Hermit / Recluse
In ancient China, this term referred to those who were capable of being an official or even a ruler but who chose to live in seclusion. They had different reasons for this. One might be that they were tired of formalities and red tape and considered such a role as hypocritical, and wished instead for a simple and natural way of life. Another reason was that some were dissatisfied with the corrupt politics of the day, and did not want to get involved, or wished to avoid being persecuted. Yet others chose to withdraw into a hermit-like way of life just because they wanted to give away their posts or positions to those who were more capable and more virtuous. Such people usually had good virtue, but they were not mainstream. It might however be considered being hypocritical to persist in such a way of life for its own sake, and be seen as dereliction of social responsibility.
Accompanying his teacher Confucius on a trip, Zilu had fallen behind. When he ran into an old man carrying a weed basket on the staff upon his back, Zilu asked: “Did you see my teacher?” The old man answered: “You can neither toil with your limbs nor tell apart the different grains. Who is your teacher?” So saying, the old man put his stick aside and set about cutting wild grass. Zilu stood there in reverence. The old man then asked Zilu to stay the night, made a chicken dish for dinner, and asked his two sons to meet Zilu. Zilu left the following day and told Confucius about this encounter when he caught up with his teacher. Confucius said: “He is a hermit.” He urged Zilu to go back and pay his respects. Yet, the old man had left when he got there. Zilu thereupon said: “It is against morality and justice to refuse the duties of an official. If etiquette between adults and children are not to be neglected, how can the responsibilities and obligations between a monarch and court officials be ignored? In seeking to maintain his purity, he has allowed human relations to fall into confusion. It is to observe morality and justice for a scholar to assume official duties. The righteous way cannot be followed through. This is rather obvious.” (The Analects)

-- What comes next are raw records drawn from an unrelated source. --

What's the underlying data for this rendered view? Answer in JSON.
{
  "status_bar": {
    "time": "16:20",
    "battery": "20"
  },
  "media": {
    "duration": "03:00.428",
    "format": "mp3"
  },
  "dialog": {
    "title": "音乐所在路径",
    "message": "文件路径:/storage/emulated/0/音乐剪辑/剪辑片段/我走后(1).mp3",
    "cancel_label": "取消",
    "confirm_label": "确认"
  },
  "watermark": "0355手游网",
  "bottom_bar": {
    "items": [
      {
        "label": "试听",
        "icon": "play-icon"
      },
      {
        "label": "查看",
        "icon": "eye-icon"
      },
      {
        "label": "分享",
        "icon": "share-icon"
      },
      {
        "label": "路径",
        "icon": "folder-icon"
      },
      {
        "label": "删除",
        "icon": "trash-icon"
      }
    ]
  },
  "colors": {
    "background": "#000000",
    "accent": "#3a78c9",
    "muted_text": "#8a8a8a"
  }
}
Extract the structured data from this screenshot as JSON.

For ancient hermits, it is not that they meant to hide their whereabouts, to shut up about their own opinions or to withhold their wisdom from application. It is rather that the condition of the times was against them. (Zhuangzi)

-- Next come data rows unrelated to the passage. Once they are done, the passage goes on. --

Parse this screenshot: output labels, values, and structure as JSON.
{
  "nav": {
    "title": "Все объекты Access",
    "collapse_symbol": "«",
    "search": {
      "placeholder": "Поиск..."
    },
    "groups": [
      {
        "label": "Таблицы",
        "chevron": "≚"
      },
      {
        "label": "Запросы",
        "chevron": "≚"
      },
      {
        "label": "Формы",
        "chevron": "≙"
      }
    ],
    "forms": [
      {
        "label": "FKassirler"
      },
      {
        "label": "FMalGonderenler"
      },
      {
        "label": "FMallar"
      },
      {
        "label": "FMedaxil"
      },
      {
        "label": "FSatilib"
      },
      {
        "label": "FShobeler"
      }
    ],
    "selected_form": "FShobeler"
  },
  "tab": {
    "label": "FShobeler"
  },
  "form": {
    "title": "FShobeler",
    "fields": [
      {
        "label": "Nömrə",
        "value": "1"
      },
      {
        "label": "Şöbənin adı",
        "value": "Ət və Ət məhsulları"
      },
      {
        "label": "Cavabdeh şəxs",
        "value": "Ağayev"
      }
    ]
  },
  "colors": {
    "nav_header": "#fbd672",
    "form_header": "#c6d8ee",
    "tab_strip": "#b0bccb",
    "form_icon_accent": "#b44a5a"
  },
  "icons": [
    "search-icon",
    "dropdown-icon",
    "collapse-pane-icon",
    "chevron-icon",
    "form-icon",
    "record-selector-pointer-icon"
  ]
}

Some lead a secluded life in order to fulfill their aspirations, some stay away from worldly affairs in order to keep intact their morals, some enjoy a peaceful life just to contain their own hot temper, some shun danger to keep themselves safe, some consider worldly life as contaminated just to keep their moral integrity, and some just cannot accept the worldly life to seek a simpler and cleaner life. However, when seeing them reconciling themselves to working in open fields and looking unconventional and haggard, we cannot but wonder whether they really love to stay with birds and fish and are really fond of forest and grasses. It may be their own innate characters that have led them to such a way of life. (The History of the Later Han Dynasty)